What is needed ::
Among the entries, how many lines carry the string "name"? Give the number and nothing else.

[Element data from apps and pages]
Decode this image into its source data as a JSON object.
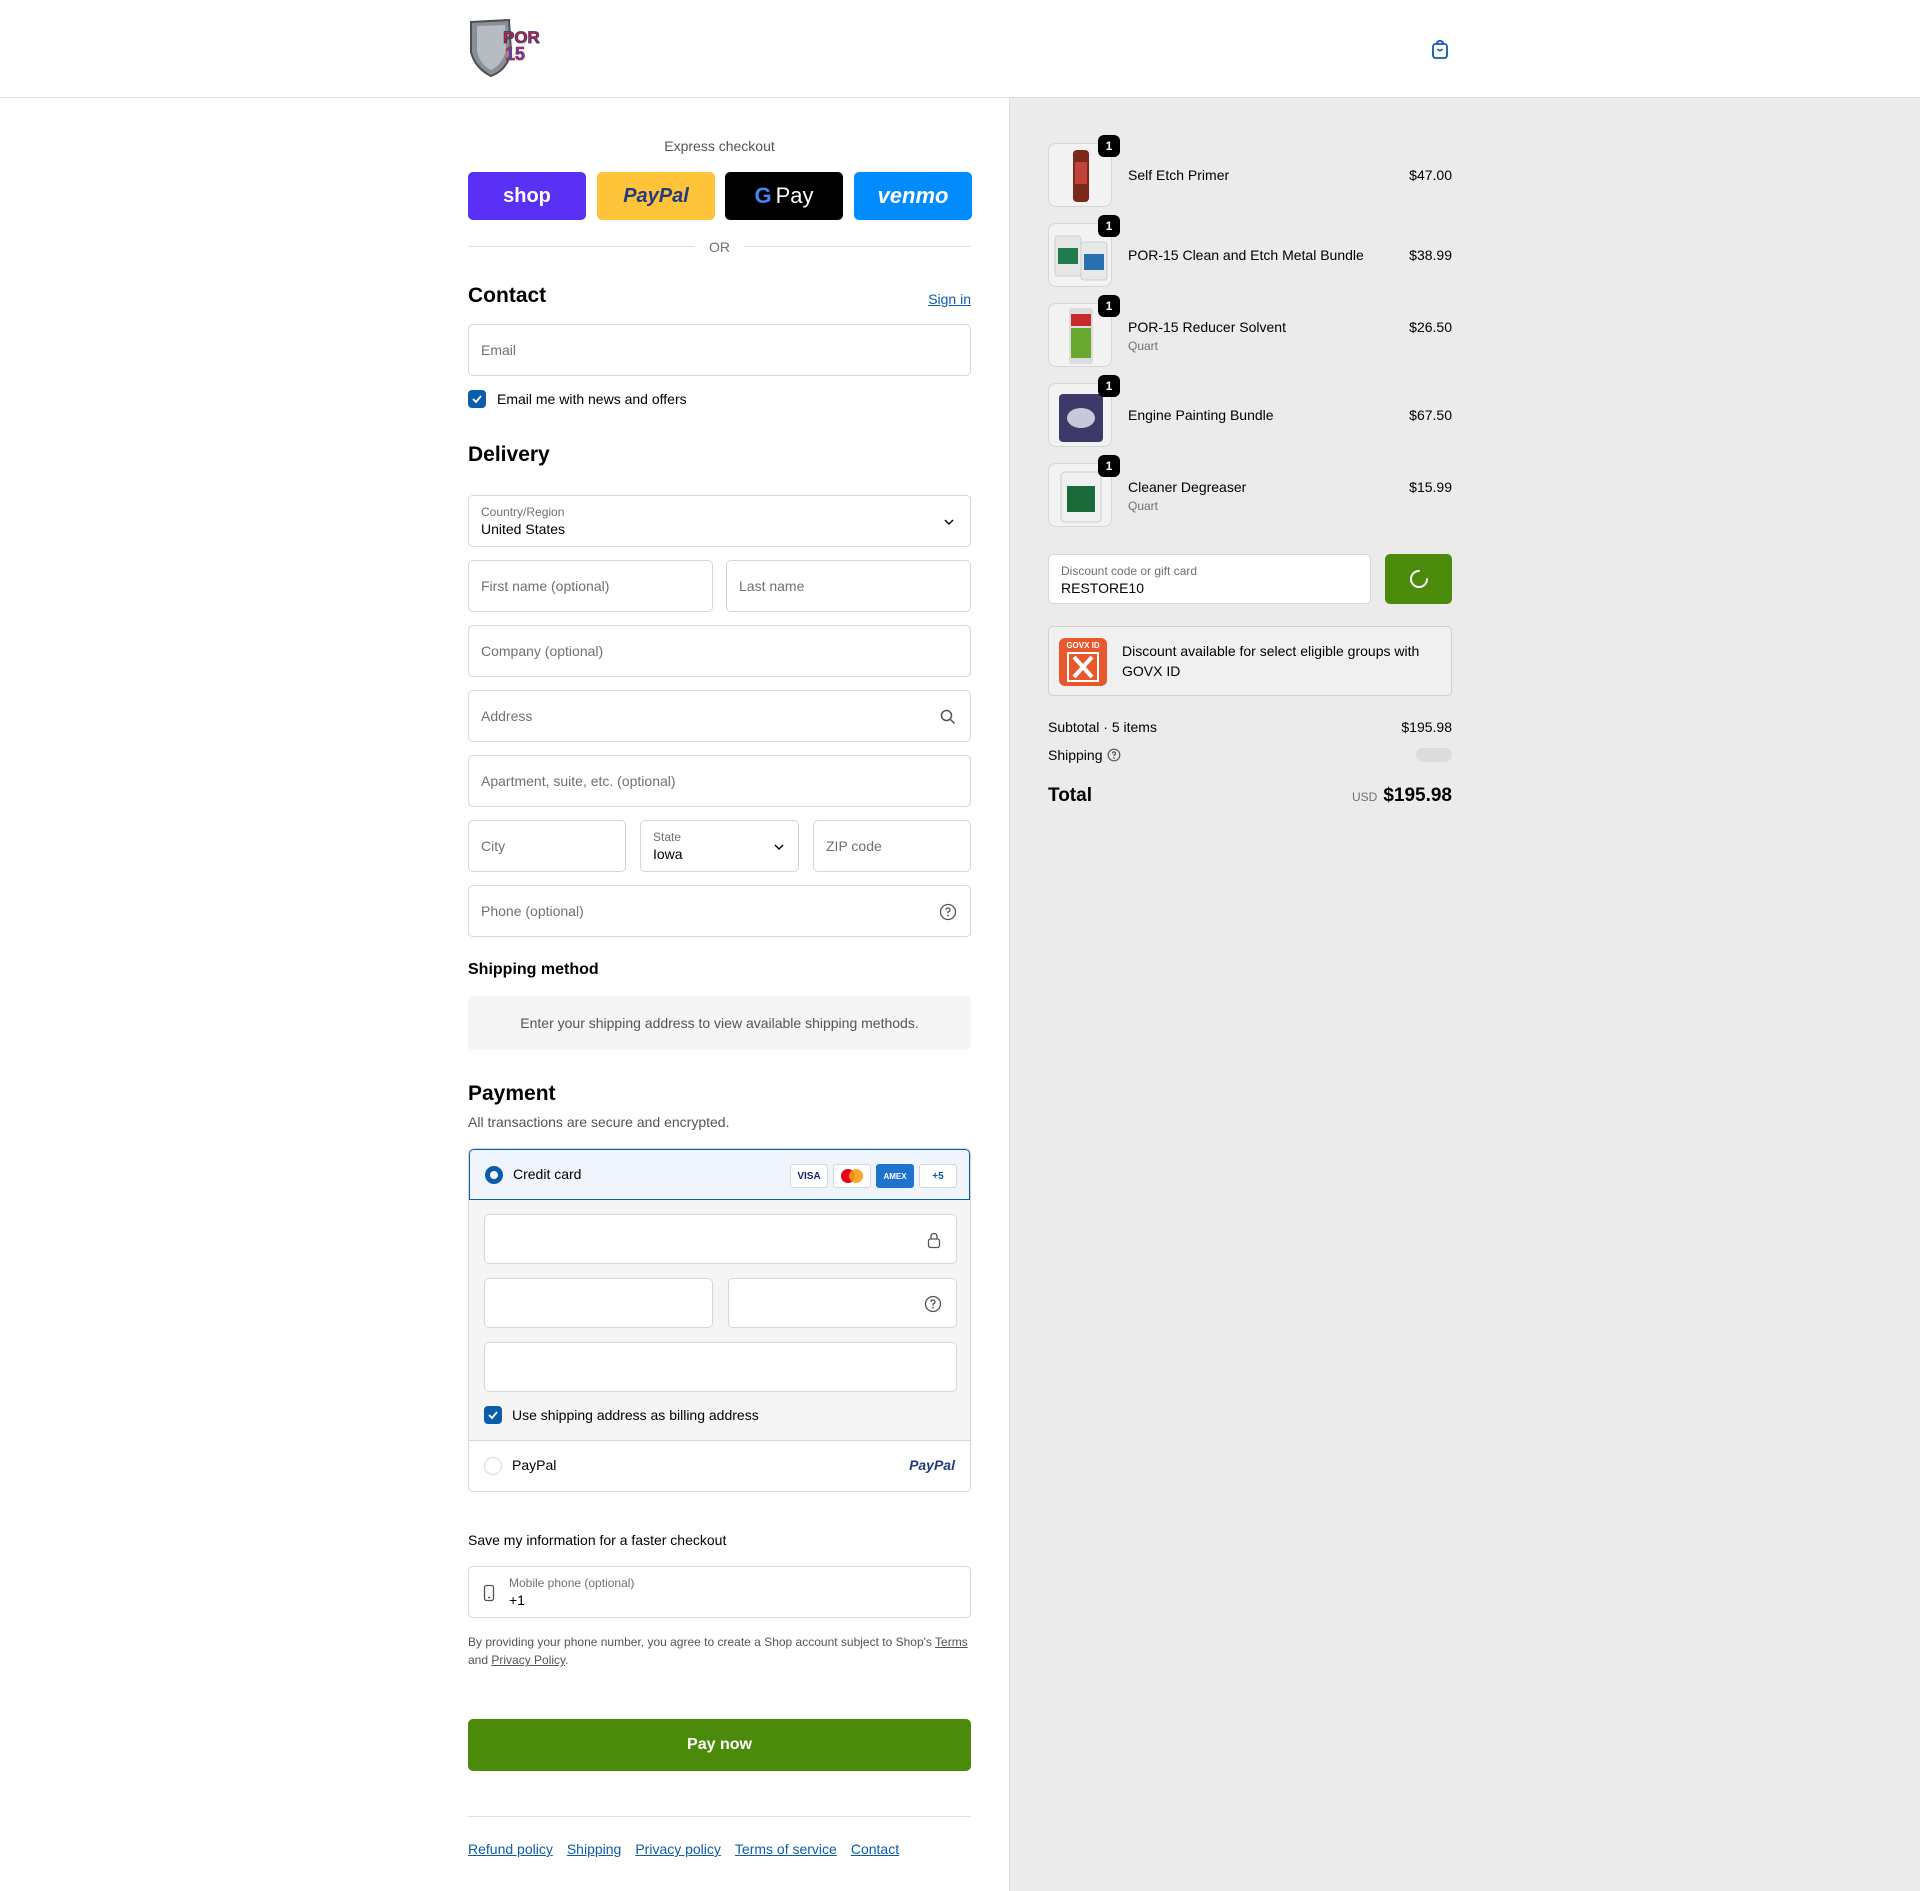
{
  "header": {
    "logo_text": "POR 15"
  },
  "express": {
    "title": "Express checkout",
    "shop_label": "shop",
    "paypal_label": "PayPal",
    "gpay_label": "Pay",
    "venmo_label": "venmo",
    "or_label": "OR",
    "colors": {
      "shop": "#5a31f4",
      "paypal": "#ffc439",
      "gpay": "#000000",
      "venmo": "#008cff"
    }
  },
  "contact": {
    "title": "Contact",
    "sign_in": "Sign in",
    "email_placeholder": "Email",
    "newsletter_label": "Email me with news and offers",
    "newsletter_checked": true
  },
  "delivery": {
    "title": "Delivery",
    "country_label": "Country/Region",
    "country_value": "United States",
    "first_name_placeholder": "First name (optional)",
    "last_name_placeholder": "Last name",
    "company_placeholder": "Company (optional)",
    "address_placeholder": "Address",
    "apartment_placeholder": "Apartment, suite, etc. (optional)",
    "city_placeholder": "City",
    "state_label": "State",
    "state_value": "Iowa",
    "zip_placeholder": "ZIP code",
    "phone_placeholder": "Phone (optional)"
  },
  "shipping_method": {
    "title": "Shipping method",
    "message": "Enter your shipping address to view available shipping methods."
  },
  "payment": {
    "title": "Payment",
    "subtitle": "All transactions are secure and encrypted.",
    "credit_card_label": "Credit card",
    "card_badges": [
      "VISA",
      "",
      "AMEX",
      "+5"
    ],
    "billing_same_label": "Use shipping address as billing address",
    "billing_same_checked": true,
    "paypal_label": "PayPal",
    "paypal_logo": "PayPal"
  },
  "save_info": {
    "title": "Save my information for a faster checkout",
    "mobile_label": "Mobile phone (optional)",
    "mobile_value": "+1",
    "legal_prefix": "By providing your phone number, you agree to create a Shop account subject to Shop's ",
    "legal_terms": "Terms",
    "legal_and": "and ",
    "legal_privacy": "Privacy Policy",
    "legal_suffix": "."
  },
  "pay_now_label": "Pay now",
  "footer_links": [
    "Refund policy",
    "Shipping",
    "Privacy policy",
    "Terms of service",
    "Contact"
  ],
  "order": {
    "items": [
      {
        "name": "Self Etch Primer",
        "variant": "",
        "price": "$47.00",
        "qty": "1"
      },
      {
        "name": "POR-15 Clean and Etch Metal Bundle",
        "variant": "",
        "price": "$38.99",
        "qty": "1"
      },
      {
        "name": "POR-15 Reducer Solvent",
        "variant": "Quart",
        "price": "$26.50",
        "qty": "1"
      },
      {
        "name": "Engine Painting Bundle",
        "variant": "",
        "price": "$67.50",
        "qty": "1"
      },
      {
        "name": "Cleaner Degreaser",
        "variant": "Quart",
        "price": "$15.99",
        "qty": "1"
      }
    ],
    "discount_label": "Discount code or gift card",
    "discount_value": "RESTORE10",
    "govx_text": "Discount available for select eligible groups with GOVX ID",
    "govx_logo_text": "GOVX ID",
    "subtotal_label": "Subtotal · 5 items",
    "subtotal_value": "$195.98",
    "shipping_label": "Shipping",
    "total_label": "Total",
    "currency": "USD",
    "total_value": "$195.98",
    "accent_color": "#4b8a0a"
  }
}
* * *
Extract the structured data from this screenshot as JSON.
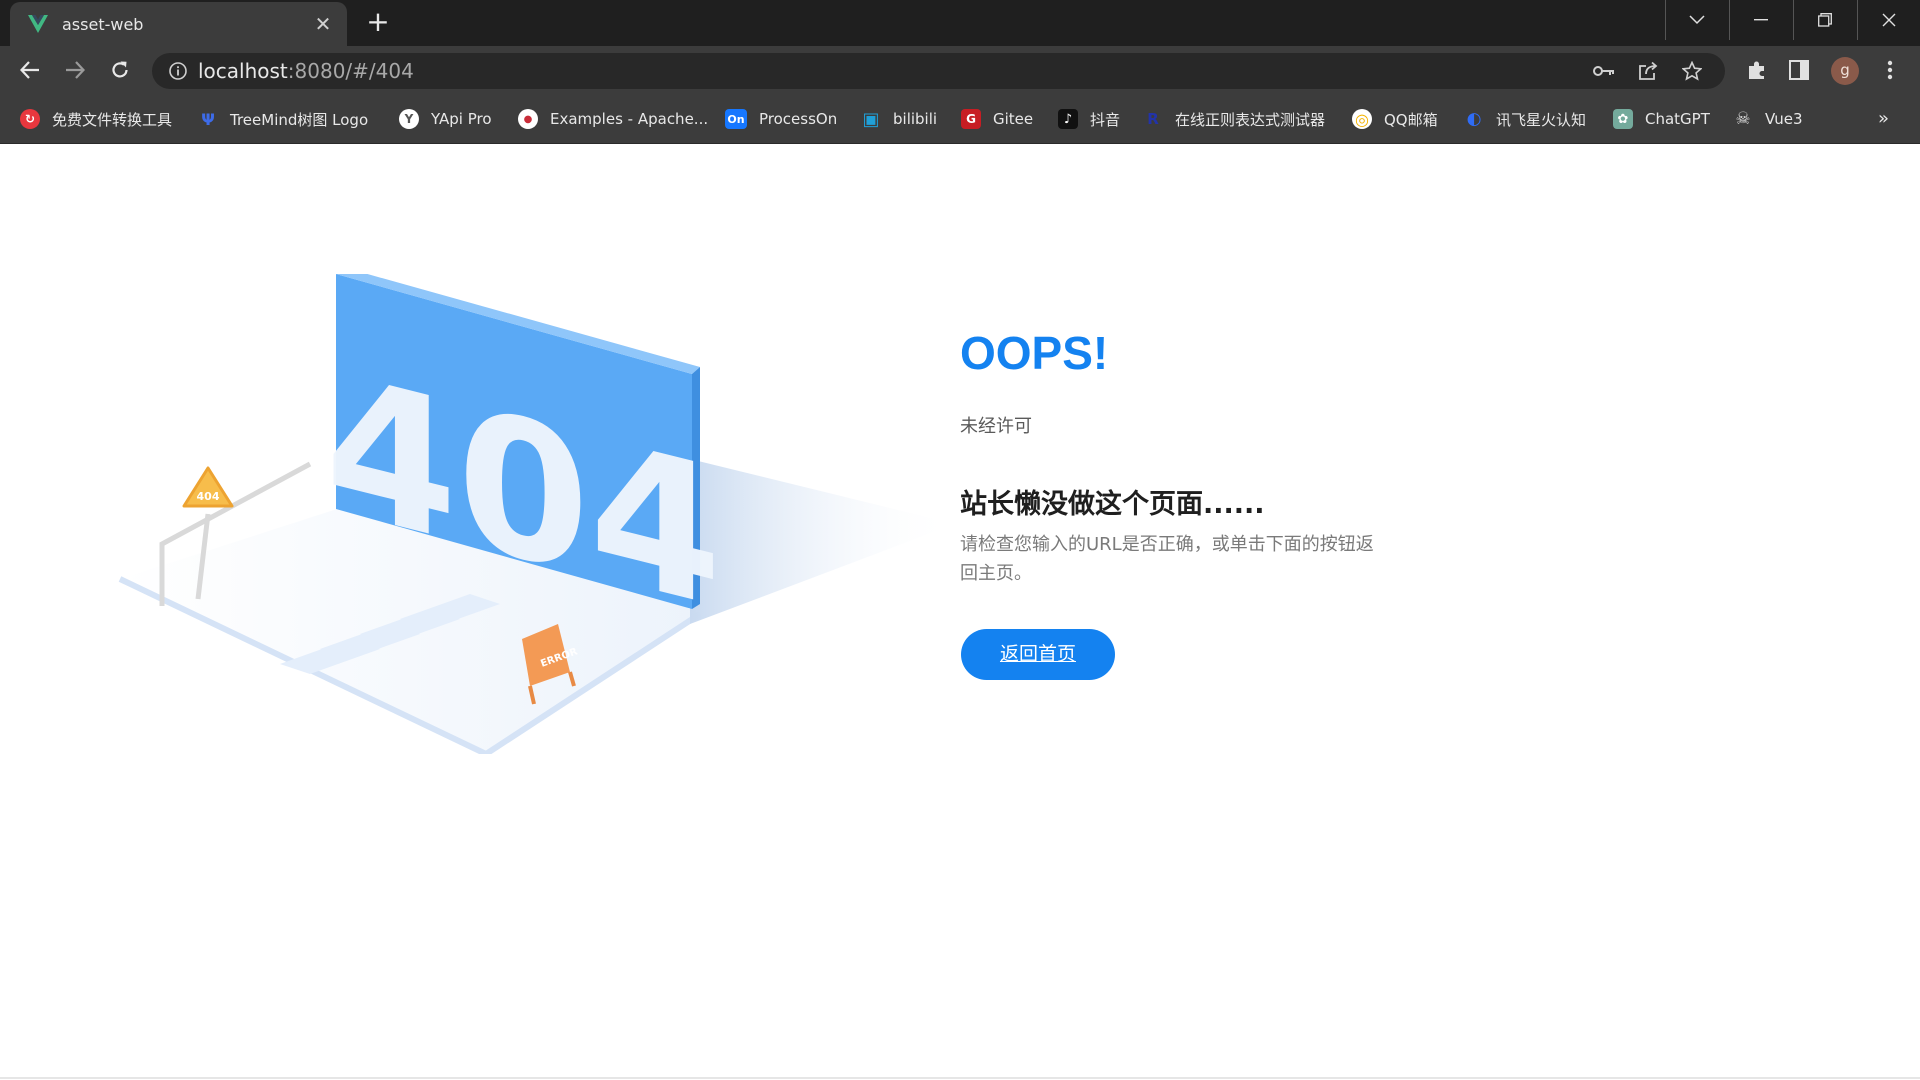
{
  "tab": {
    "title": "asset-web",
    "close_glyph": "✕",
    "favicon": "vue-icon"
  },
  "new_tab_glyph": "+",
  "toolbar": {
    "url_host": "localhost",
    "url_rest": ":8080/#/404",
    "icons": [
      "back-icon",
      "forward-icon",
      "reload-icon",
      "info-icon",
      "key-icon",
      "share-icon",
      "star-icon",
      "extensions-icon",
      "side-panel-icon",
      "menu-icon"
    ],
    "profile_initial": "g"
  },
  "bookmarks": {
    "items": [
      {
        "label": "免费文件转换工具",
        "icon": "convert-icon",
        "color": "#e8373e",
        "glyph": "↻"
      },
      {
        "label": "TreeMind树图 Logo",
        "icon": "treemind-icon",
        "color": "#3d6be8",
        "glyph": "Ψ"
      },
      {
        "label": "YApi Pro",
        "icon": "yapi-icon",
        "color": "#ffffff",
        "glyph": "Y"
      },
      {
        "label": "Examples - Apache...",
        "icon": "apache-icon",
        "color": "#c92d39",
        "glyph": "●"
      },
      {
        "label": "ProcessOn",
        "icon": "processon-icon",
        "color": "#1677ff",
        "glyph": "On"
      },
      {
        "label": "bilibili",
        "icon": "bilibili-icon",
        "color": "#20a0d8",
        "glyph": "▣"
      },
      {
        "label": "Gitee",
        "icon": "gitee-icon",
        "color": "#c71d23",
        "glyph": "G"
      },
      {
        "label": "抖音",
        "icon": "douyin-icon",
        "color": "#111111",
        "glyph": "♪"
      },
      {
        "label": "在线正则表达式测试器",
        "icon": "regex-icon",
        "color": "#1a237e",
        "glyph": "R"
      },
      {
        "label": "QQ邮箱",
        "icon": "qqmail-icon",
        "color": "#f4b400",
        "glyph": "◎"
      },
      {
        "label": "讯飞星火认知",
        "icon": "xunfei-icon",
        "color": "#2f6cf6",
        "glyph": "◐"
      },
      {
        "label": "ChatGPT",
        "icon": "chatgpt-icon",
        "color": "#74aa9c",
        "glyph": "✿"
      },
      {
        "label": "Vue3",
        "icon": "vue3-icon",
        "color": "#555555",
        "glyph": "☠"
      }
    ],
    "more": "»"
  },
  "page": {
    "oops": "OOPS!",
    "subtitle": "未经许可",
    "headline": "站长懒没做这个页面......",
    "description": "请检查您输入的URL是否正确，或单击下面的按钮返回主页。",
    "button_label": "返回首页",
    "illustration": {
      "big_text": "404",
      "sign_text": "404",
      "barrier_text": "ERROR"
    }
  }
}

Solved problem ::
7